Phase 0 of NGMM is a 6-month, single phase effort that seeks to provide a detailed analysis to define a 3DHI manufacturing center between the United States Government (USG), academia, and industry. Phase 0 of this program, which is the focus of this BAA, will inform planning for the manufacturing center by defining exemplar 3DHI microsystems and identifying the equipment, processes, software tools, and facility requirements for manufacturing these microsystems. This initial phase will emphasize defining the requirements and capabilities of a 3DHI R&D/prototyping ecosystem rather than solving a specific design challenge. DARPA expects that performers will leverage existing designs that would benefit from 3DHI architecture.
Proposers will provide a detailed analysis of an exemplar 3DHI microsystem . In Phase 0, DARPA encourages proposers to form teams consisting of, but not limited to, microsystem designers, tooling manufacturers, and system integrators. In addition to the analysis of the exemplar 3DHI microsystem, proposers will provide specific recommendations for the software and hardware tools needed to manufacture their microsystem, including, but not limited to, electronic design automation (EDA) tools, packaging and assembly tools, and metrology and test tools and techniques.
The output of Phase 0 will be a detailed analytical report of exemplar 3DHI microsystems that could be fabricated in the 3DHI manufacturing center. In addition to providing a description of the layout, performance benefits, and applications, the report will describe the required equipment and process modules for manufacturing and testing the 3DHI microsystem.
Another goal of Phase 0 is to determine an operational balance in the diversity of the 3DHI processes that will be supported in the 3DHI manufacturing center. DARPA recognizes that too narrow a selection of processes may not prove useful to the targeted set of users (academia, defense industrial base, small businesses), while too broad a set may be prohibitively expensive and time-consuming to develop and sustain.
Phases 1 and 2 will focus on establishing the 3DHI manufacturing center, creating and finalizing baseline process modules, qualifying the pilot-line manufacturing process, and implementing the R&D access model for the center.
Exemplar Microsystems and Process Modules
For this solicitation, NGMM aims to emphasize 3DHI microsystems that incorporate different material systems in the same package, such as photonics for interconnects, novel memory devices for computing, and wide-bandgap and ultra-wide bandgap semiconductors for power electronics, and additively manufactured passive components. Specifically, Phase 0 of NGMM seeks to define disruptive representative microsystems that integrate disparate wafers or chips into vertically stacked architectures.

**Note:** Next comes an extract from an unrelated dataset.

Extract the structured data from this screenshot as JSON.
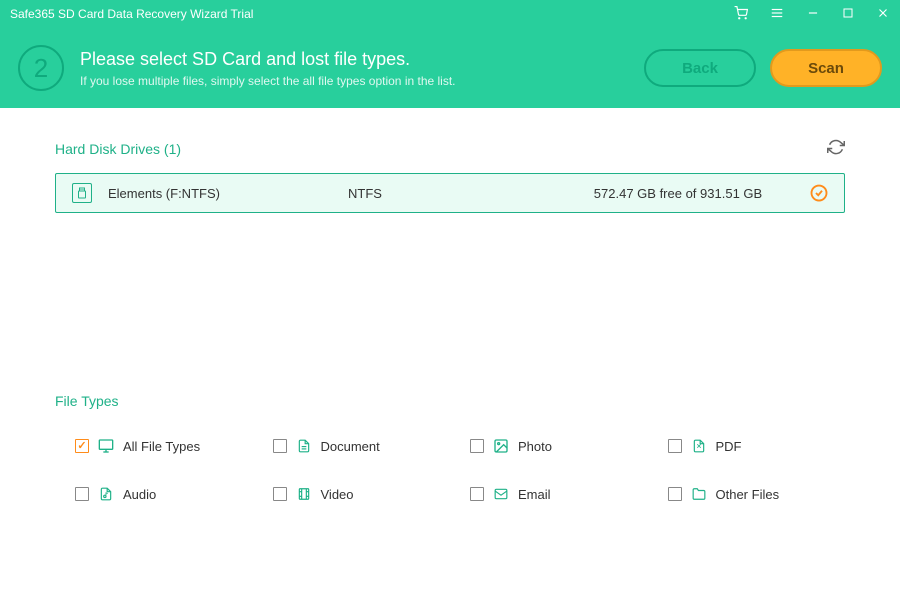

It is expected that the microsystems defined in this research study will reflect significant advances in the state-of-the-art for 3DHI performance and packaging by innovating in areas such as architecture, integration approach, novel materials, thermal and power management, and interconnect density.
The exemplar microsystems should have a minimum of three individual 2D chips vertically integrated together. In addition, they should contain a minimum of two disparate semiconductor material systems, such as Si, SiGe, GaAs, GaN, InP, HgCdTe, SiC, etc., rather than just two different Si CMOS technology nodes (e.g. 7 nm and 22 nm); however, deeply scaled CMOS as a part of the microsystem is not excluded.
It is expected that the 3DHI microsystems fabricated within the 3DHI manufacturing center will comprise wafers, die, or chips that originate from multiple external foundries, laboratories, and process technologies, and are assembled using leading-edge packaging solutions. Incorporating diverse sets of die into a single, manufacturable package will require design standards to ensure successful integration. Proposers should address any needs for interface standards for chips that originate in different facilities and contain different semiconductors, metals, and dielectrics. For example, the integration of a GaN power amplifier with a silicon digital circuit may require
reconciling dissimilarities in design and materials.